EXERCISE AIM: Your response should consist of one number, the count of lines below that contain "hint".

---------- DATA FOR ANALYSIS

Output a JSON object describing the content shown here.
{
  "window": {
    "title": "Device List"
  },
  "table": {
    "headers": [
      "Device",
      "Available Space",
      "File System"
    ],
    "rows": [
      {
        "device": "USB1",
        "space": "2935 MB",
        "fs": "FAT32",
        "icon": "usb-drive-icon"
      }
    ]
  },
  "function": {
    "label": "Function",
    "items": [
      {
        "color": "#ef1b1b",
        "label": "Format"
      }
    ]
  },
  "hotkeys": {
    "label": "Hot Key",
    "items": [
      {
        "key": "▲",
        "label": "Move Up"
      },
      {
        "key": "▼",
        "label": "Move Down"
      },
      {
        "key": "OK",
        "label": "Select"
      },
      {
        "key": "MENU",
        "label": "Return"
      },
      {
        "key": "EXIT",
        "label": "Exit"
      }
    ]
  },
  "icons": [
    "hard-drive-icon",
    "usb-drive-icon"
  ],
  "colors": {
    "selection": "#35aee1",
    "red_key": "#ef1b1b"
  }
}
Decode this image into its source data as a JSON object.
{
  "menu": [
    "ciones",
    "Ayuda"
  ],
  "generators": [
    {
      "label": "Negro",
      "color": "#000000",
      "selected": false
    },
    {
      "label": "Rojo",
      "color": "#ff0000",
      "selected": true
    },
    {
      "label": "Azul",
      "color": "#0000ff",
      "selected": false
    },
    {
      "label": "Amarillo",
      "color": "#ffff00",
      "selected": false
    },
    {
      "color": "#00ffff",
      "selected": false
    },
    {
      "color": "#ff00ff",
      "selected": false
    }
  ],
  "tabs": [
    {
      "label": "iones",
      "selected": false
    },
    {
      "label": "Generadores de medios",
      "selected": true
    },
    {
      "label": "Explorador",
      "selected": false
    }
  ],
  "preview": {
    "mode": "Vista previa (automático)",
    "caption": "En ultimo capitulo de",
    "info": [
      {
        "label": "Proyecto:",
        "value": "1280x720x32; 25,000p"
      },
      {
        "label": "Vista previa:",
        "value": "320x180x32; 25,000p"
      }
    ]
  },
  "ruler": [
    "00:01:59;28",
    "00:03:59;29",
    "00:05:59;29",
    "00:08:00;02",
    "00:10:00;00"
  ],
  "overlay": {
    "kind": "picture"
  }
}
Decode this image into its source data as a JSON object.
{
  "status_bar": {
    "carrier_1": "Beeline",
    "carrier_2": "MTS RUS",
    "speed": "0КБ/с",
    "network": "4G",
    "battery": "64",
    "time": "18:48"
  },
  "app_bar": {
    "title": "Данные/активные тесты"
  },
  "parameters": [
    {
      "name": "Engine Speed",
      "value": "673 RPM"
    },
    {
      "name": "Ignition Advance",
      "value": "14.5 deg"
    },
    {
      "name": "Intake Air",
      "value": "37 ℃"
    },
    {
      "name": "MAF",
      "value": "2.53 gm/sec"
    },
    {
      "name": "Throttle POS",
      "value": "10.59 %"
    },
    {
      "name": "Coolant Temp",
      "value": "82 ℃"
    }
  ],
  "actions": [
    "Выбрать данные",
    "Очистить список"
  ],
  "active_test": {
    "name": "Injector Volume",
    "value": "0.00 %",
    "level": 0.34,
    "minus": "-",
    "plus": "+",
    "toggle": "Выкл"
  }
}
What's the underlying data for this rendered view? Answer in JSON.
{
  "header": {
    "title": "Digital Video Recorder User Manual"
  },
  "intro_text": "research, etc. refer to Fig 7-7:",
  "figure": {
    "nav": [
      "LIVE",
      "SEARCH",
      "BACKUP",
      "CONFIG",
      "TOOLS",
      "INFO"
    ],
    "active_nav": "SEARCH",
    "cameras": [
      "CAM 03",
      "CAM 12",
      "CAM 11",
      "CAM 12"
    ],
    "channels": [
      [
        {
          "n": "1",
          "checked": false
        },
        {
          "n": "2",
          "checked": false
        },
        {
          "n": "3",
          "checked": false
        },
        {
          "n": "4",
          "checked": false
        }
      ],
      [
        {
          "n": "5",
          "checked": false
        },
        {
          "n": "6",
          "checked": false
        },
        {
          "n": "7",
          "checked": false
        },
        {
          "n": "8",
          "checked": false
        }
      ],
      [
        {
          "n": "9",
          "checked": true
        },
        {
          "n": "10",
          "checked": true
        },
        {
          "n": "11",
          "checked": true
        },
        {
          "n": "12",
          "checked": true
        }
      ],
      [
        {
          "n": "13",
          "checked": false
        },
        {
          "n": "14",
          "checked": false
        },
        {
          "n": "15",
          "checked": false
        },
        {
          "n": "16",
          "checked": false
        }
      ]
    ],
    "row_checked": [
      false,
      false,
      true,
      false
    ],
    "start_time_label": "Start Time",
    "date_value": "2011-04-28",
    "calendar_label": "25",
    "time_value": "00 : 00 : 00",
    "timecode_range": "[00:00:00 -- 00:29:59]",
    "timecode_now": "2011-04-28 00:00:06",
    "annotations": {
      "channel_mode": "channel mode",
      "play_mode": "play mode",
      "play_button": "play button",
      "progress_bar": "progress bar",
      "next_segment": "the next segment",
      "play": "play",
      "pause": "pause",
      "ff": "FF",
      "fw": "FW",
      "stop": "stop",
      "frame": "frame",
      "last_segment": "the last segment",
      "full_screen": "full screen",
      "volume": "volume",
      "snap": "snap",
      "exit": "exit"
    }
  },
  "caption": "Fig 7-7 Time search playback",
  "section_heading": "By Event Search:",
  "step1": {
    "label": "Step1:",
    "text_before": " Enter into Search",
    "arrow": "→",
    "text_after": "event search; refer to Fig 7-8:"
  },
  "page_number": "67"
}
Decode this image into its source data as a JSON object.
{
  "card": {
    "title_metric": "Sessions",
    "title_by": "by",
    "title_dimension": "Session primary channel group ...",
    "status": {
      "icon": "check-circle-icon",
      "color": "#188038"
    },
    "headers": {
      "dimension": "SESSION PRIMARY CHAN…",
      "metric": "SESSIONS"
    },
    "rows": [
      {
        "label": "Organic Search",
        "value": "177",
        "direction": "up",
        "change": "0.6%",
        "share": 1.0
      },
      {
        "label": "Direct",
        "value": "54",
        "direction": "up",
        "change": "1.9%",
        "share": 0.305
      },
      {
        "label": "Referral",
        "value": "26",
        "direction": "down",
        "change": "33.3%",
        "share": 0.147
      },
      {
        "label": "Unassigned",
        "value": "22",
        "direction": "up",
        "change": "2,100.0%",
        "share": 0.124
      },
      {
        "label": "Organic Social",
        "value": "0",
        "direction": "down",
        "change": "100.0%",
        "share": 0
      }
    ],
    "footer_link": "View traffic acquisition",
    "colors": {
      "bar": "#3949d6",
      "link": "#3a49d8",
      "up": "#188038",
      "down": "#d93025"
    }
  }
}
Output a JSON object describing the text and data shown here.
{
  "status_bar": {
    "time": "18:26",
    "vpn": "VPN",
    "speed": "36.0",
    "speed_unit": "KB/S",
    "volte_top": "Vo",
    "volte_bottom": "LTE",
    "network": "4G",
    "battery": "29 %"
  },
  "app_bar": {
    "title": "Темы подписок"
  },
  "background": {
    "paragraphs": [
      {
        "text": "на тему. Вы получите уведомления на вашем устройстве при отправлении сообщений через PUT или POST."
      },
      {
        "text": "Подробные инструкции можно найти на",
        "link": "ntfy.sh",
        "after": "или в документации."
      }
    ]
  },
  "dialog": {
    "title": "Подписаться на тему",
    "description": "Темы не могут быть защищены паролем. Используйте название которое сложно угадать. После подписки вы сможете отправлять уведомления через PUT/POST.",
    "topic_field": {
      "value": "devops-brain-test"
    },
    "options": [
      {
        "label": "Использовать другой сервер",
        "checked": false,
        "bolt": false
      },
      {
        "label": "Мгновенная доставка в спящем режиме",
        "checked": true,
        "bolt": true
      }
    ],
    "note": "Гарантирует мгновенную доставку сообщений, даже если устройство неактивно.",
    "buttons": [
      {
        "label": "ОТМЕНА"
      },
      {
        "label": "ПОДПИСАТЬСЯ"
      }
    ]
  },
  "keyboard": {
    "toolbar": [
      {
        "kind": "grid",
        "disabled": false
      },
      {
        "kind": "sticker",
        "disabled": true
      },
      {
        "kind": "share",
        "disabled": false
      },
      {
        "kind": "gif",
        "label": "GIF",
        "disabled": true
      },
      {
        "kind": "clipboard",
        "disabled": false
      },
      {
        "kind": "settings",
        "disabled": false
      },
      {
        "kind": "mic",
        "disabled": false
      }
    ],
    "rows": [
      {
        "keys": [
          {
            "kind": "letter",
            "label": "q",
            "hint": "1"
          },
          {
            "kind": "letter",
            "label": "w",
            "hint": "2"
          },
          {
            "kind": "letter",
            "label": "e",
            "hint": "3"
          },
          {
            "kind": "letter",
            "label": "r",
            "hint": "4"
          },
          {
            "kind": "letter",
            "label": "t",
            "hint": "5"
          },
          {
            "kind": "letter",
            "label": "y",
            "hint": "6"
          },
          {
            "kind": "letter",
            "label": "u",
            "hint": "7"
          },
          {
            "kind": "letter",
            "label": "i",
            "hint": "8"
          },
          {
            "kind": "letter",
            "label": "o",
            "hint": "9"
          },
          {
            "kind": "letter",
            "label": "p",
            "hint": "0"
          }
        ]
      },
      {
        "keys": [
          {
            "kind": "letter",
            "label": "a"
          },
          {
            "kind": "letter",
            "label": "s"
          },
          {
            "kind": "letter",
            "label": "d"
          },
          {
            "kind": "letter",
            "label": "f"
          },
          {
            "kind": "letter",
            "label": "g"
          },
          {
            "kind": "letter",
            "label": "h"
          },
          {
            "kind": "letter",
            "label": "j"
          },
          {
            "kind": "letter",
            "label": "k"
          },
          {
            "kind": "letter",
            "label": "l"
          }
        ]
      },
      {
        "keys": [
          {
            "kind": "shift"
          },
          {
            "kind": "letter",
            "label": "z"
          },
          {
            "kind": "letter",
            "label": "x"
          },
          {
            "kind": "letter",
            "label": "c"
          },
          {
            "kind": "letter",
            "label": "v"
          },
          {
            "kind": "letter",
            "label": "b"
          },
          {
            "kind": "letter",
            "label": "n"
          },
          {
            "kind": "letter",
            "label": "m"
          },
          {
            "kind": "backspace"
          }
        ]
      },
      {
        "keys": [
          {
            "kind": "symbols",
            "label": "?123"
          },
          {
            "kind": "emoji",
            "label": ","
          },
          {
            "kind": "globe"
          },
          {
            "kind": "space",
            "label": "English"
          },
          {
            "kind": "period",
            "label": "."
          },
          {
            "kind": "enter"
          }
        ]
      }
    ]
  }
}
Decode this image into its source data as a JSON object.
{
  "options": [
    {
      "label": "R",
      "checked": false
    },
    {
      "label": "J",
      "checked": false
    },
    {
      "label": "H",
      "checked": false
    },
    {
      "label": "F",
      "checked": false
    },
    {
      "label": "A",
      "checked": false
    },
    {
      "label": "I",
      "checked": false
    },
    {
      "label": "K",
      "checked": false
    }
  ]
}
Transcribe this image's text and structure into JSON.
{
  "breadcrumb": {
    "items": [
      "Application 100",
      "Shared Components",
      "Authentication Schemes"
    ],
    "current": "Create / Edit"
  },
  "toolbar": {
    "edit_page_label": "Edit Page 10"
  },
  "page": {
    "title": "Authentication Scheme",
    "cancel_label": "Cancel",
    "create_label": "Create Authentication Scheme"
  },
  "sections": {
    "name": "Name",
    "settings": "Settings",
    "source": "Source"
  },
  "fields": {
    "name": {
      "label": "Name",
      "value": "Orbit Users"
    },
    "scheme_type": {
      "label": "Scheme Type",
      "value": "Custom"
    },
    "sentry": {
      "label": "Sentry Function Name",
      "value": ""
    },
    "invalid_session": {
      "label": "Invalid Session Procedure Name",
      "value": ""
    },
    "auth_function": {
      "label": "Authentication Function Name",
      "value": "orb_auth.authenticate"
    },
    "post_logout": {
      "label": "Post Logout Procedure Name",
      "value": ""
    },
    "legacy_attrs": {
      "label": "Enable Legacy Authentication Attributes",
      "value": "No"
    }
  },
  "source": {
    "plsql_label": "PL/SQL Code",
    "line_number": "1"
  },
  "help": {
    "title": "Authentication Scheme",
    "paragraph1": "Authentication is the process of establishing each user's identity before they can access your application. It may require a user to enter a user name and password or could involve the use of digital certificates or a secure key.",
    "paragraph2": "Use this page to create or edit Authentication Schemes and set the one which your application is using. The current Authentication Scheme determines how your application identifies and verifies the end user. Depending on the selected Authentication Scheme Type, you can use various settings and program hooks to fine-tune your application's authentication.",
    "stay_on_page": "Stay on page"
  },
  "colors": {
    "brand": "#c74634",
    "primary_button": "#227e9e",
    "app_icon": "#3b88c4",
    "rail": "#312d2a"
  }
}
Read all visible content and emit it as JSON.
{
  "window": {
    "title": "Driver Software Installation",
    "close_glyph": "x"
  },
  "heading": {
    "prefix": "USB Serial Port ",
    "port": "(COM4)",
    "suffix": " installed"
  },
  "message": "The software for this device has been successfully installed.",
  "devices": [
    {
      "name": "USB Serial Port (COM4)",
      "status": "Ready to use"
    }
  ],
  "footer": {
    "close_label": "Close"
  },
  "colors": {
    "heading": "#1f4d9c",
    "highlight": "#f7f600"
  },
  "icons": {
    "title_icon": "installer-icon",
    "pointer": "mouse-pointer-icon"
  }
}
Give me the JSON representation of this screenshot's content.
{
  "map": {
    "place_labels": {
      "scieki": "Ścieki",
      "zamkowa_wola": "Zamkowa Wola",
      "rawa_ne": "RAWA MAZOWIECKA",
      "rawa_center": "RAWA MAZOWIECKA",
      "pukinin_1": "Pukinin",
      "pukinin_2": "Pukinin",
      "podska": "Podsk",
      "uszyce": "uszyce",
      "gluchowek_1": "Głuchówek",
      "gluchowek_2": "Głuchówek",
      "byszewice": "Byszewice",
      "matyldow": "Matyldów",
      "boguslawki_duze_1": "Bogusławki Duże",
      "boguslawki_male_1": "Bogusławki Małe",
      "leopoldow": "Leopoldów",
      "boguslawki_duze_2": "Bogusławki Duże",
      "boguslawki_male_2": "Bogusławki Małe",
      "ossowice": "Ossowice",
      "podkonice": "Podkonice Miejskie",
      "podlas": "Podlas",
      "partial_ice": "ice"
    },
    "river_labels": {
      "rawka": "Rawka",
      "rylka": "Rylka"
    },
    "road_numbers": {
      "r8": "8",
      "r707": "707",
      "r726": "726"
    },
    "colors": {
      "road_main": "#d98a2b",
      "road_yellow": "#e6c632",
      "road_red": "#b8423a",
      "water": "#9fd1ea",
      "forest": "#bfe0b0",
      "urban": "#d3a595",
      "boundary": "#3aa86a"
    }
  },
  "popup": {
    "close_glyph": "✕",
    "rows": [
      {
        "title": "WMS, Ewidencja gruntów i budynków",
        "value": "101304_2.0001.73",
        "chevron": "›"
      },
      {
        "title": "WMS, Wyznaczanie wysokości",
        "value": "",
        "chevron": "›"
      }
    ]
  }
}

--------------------

TASK ANSWER: 10